This is simply a good start and I encourage everyone who has been inspired by a CMP to take a few minutes and nominate someone.

Wednesday, March 18, 2015

Doughnuts are not a Proper Breakfast

I write, talk about and order food for meetings and events which is brain-friendly, delicious and has a semblance of nutrition.  I recently wrote about the three areas I think we could do better at in planning meetings - still - for Corporate Meetings Network. These are wellness, sustainability and technology. Don't get me wrong - many event professionals are doing a stellar job in these areas and more and I applaud the many amazing successes we see.  Even as I was writing this, I thought maybe I was being a bit harsh, and then I went to another (otherwise fabulous) conference - where the content was fabulous, the people I met inspiring, the events great - but they promoted breakfast as being available, and this is what we got.  

For anyone gluten-free, they were out of luck, for anyone who wanted to survive the morning sessions without a 10am sugar crash - they too were out of luck.  There was no alternative offered so you could go down in the hotel and find something else, but if you hadn't allowed time for that, the inclination was to grab and go, which many people did. 

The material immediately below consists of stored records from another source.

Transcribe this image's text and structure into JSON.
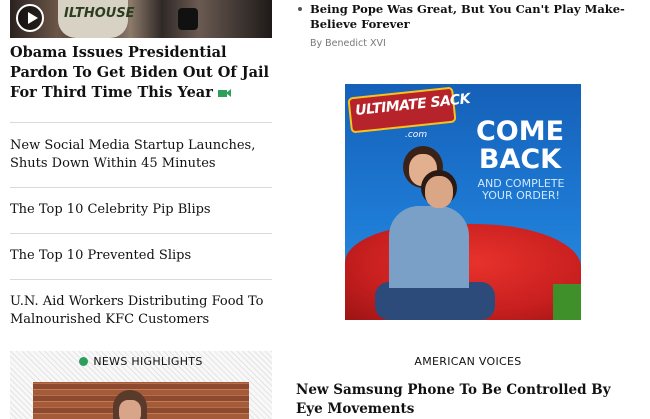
{
  "left": {
    "top_photo": {
      "shirt_text": "ILTHOUSE",
      "icon": "play-icon"
    },
    "lead_headline": "Obama Issues Presidential Pardon To Get Biden Out Of Jail For Third Time This Year",
    "lead_icon": "video-icon",
    "headlines": [
      "New Social Media Startup Launches, Shuts Down Within 45 Minutes",
      "The Top 10 Celebrity Pip Blips",
      "The Top 10 Prevented Slips",
      "U.N. Aid Workers Distributing Food To Malnourished KFC Customers"
    ],
    "news_highlights": {
      "title": "NEWS HIGHLIGHTS",
      "icon": "globe-icon"
    }
  },
  "right": {
    "top_story": {
      "headline": "Being Pope Was Great, But You Can't Play Make-Believe Forever",
      "byline": "By Benedict XVI"
    },
    "ad": {
      "brand": "ULTIMATE SACK",
      "brand_suffix": ".com",
      "headline": "COME BACK",
      "subtext": "AND COMPLETE YOUR ORDER!",
      "colors": {
        "background": "#1e7ad4",
        "accent": "#b7232a",
        "beanbag": "#c81f1f"
      }
    },
    "section_label": "AMERICAN VOICES",
    "section_headline": "New Samsung Phone To Be Controlled By Eye Movements"
  },
  "colors": {
    "accent_green": "#2e9e5b",
    "rule": "#d9d9d9",
    "byline": "#777777"
  }
}
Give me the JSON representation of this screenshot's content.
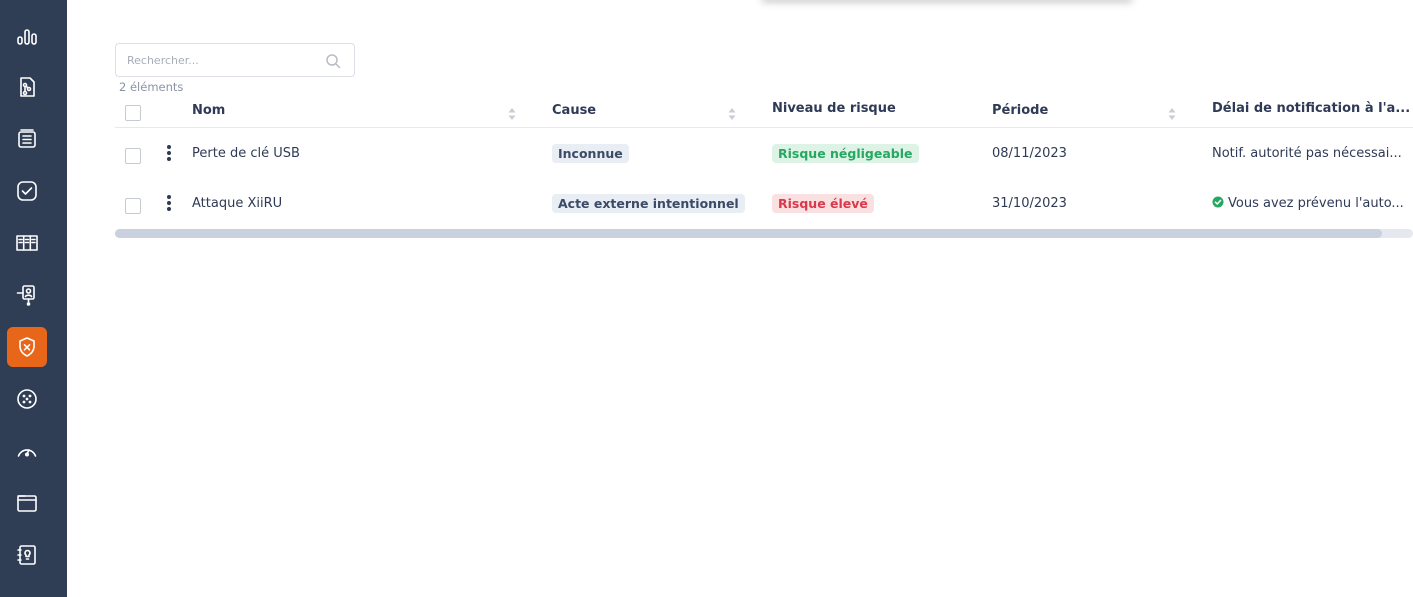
{
  "sidebar": {
    "items": [
      {
        "icon": "bar-chart-icon",
        "active": false
      },
      {
        "icon": "document-flow-icon",
        "active": false
      },
      {
        "icon": "stack-list-icon",
        "active": false
      },
      {
        "icon": "check-square-icon",
        "active": false
      },
      {
        "icon": "columns-icon",
        "active": false
      },
      {
        "icon": "person-network-icon",
        "active": false
      },
      {
        "icon": "shield-x-icon",
        "active": true
      },
      {
        "icon": "dotted-circle-icon",
        "active": false
      },
      {
        "icon": "gauge-icon",
        "active": false
      },
      {
        "icon": "folder-icon",
        "active": false
      },
      {
        "icon": "notebook-bulb-icon",
        "active": false
      }
    ],
    "active_color": "#e8661a",
    "background": "#2f3d55"
  },
  "search": {
    "placeholder": "Rechercher...",
    "value": ""
  },
  "list": {
    "count_label": "2 éléments"
  },
  "table": {
    "columns": [
      {
        "key": "name",
        "label": "Nom",
        "sortable": true
      },
      {
        "key": "cause",
        "label": "Cause",
        "sortable": true
      },
      {
        "key": "risk",
        "label": "Niveau de risque",
        "sortable": false
      },
      {
        "key": "period",
        "label": "Période",
        "sortable": true
      },
      {
        "key": "notification",
        "label": "Délai de notification à l'a..."
      }
    ],
    "rows": [
      {
        "name": "Perte de clé USB",
        "cause": "Inconnue",
        "risk": "Risque négligeable",
        "risk_level": "green",
        "period": "08/11/2023",
        "notification": "Notif. autorité pas nécessai...",
        "notification_ok": false
      },
      {
        "name": "Attaque XiiRU",
        "cause": "Acte externe intentionnel",
        "risk": "Risque élevé",
        "risk_level": "red",
        "period": "31/10/2023",
        "notification": "Vous avez prévenu l'auto...",
        "notification_ok": true
      }
    ]
  },
  "colors": {
    "risk_low_text": "#27a862",
    "risk_low_bg": "#dcf3e6",
    "risk_high_text": "#d9394a",
    "risk_high_bg": "#fbe0e2",
    "ok_check": "#27a862"
  }
}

As planners or venues when we offer this type of food we have done nothing to set our participants up for success - mental or physical - with this offering and it made me a little sad.  Which also sounds a bit melodramatic but is how I felt.  Please can we simply stop offering white-flour, white-sugar, coated in sugar food products as "breakfast" and create better meetings by doing so.  Please.